Research takes time. The amount of time it takes relates to the novelty and complexity of the task.
When you estimate, you typically break a task down into several chunks. These chunks themselves will be easy to estimate. Then you add them up and say you're done. But this effects precision and accuracy.
Given a fixed quantity of time, you can end up with an accurate estimate or a precise estimate. The accurate one will be wide. The precise one will be narrow. They will probably both be useless. 🙂
Express estimates with _both_ accuracy and precision confidence. Rather than saying that feature X will cost $100,000 +/- 10%, say you have 90% confidence that it will. Give some hints as to whether it is likely to be over or under if you’re wrong.
Focus on breaking estimates down into small tasks. Develop these tasks incrementally. As the the tasks get built, adjust the remaining estimate. Compare the accuracy of the estimate with the actual value. Learn!
If you can not give an estimate that is confident, don’t. If the business doesn’t like that, explain that you need more time. Ideally, invest that time by developing the sub-tasks in an incremental fashion.

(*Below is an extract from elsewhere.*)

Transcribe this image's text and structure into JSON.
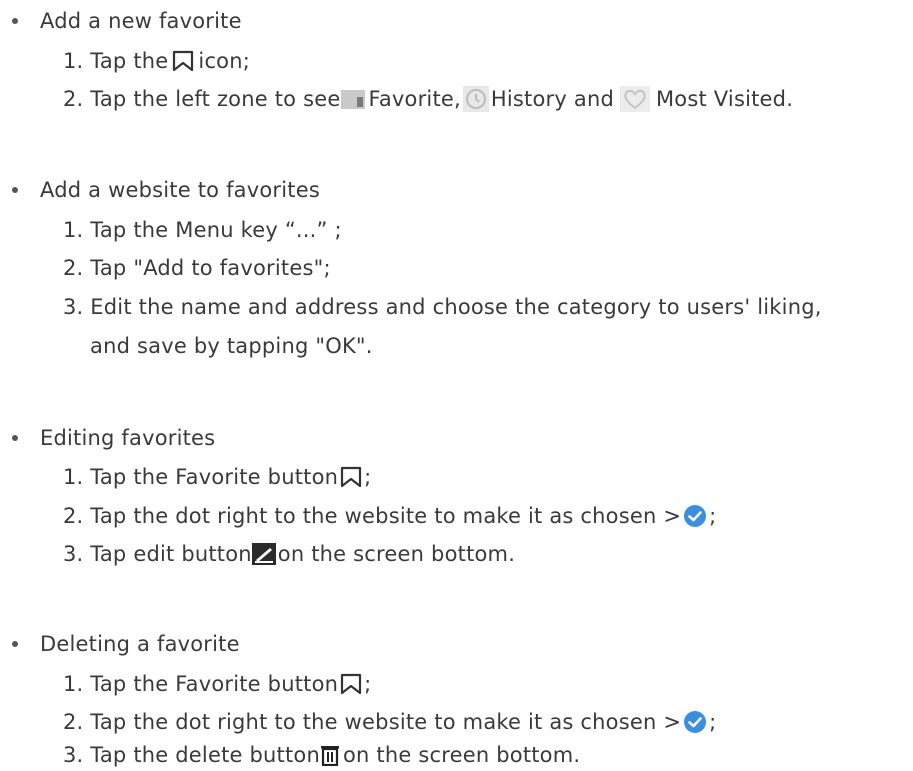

Pay attention to your “confidence” estimate. If you regularly say you have a 50% confidence in an estimate, then you should be wrong about half the time. If you are only wrong a third of the time, then something is wrong.